App and web page records:
· · · ·

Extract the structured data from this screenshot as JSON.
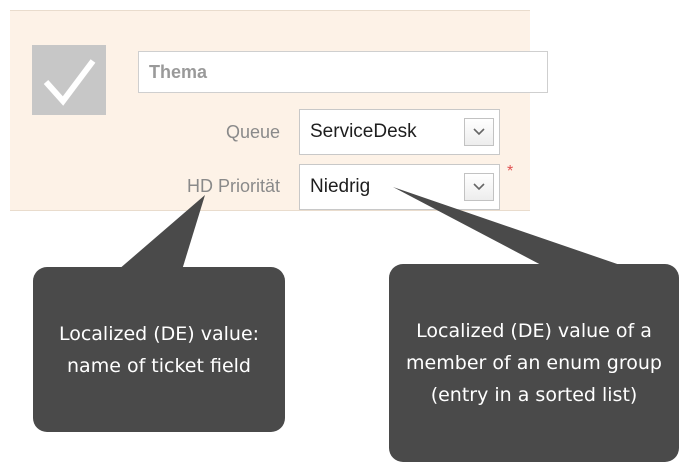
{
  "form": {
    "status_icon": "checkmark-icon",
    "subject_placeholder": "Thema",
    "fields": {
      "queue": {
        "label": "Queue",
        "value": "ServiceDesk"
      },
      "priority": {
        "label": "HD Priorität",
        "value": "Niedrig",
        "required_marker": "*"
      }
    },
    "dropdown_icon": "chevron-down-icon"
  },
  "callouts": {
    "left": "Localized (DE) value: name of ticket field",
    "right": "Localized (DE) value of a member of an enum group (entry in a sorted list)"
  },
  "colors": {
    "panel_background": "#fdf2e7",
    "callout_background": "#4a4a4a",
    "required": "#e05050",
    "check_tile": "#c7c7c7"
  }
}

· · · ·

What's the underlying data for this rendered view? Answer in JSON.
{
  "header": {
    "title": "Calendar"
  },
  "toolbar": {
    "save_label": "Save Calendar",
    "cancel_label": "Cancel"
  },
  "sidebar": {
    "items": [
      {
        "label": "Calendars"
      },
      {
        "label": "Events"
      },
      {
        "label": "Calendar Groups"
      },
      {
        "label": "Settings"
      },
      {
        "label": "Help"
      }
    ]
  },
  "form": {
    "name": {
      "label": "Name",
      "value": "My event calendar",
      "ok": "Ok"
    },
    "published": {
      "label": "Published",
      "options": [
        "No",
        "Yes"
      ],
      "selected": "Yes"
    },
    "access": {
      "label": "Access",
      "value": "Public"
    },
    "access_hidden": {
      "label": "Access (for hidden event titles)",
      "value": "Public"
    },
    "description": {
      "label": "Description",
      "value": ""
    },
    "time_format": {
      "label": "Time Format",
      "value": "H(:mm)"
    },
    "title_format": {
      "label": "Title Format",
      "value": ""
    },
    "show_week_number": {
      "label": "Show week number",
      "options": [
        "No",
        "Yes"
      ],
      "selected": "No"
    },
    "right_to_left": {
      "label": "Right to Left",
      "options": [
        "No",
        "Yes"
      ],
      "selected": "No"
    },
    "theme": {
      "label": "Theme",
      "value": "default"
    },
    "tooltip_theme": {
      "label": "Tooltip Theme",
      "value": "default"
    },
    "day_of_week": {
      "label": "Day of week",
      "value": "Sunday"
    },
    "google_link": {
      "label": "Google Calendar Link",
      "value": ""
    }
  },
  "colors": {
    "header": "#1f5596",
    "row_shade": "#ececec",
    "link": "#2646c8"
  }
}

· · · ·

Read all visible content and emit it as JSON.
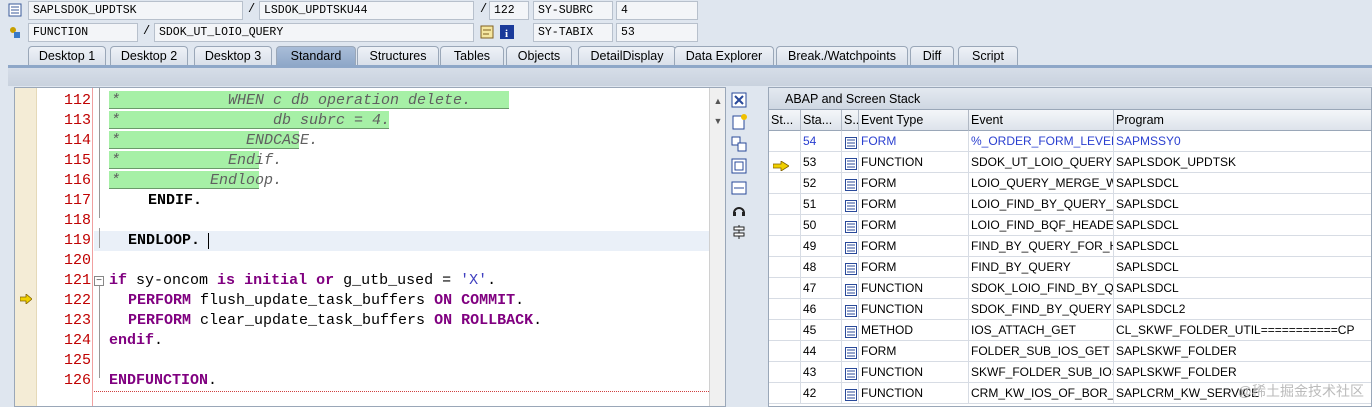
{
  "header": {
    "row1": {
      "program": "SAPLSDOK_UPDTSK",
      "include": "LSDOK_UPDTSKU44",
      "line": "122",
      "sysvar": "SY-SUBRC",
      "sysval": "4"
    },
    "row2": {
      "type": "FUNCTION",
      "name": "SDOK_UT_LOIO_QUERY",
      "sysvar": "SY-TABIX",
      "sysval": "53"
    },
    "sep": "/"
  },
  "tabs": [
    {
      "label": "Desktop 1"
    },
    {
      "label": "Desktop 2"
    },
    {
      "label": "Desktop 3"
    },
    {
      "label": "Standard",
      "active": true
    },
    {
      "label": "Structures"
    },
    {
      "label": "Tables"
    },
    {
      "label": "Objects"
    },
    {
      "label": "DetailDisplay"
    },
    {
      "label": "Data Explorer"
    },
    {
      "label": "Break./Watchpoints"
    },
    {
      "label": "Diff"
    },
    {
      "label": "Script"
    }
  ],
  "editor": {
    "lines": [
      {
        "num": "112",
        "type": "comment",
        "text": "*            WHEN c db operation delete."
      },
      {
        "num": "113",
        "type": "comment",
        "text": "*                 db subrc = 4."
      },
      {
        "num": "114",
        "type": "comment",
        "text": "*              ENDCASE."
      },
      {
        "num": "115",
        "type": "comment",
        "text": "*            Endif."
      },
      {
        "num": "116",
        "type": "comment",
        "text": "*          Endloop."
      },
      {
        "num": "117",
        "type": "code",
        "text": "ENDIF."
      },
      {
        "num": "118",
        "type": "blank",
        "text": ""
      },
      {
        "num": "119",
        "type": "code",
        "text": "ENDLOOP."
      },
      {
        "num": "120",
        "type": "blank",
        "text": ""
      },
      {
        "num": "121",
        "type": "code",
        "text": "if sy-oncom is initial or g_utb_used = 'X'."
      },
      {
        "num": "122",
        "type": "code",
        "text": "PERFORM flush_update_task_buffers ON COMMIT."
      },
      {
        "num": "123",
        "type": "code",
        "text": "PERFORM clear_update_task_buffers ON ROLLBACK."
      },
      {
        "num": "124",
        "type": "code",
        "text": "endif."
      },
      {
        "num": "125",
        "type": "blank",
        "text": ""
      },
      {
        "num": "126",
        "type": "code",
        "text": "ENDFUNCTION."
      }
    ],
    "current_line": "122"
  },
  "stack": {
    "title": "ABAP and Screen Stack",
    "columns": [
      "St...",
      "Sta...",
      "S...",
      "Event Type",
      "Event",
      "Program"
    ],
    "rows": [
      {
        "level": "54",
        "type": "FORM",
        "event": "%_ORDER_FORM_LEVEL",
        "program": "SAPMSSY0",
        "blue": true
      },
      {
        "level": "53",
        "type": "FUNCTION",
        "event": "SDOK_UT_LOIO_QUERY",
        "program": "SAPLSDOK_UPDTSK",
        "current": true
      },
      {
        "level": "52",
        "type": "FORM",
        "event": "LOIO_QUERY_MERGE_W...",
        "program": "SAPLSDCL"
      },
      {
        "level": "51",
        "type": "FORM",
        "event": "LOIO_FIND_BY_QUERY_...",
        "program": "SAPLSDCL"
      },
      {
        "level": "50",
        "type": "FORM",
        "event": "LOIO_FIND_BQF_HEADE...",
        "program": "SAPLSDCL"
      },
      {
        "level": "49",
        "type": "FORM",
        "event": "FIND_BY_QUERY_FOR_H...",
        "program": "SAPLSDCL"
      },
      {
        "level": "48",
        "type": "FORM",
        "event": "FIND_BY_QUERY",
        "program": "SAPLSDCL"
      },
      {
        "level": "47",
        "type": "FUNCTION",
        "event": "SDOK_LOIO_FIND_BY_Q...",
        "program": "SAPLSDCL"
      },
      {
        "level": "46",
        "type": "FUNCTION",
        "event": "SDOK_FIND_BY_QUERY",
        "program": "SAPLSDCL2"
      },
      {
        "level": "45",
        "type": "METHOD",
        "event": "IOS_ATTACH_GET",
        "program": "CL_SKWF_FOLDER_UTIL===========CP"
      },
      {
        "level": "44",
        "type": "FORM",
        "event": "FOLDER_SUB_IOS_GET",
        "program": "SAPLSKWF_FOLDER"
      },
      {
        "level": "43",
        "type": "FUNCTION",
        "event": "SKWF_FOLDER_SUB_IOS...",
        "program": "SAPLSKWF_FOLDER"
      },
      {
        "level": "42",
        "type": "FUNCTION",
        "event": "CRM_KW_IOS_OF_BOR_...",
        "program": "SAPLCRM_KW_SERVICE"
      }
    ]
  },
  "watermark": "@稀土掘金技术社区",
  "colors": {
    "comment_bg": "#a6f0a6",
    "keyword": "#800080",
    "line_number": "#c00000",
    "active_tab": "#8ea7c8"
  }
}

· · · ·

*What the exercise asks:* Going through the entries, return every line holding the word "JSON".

*Written response:*
Extract the structured data from this screenshot as JSON.
What's the underlying data for this rendered view? Answer in JSON.
Read all visible content and emit it as JSON.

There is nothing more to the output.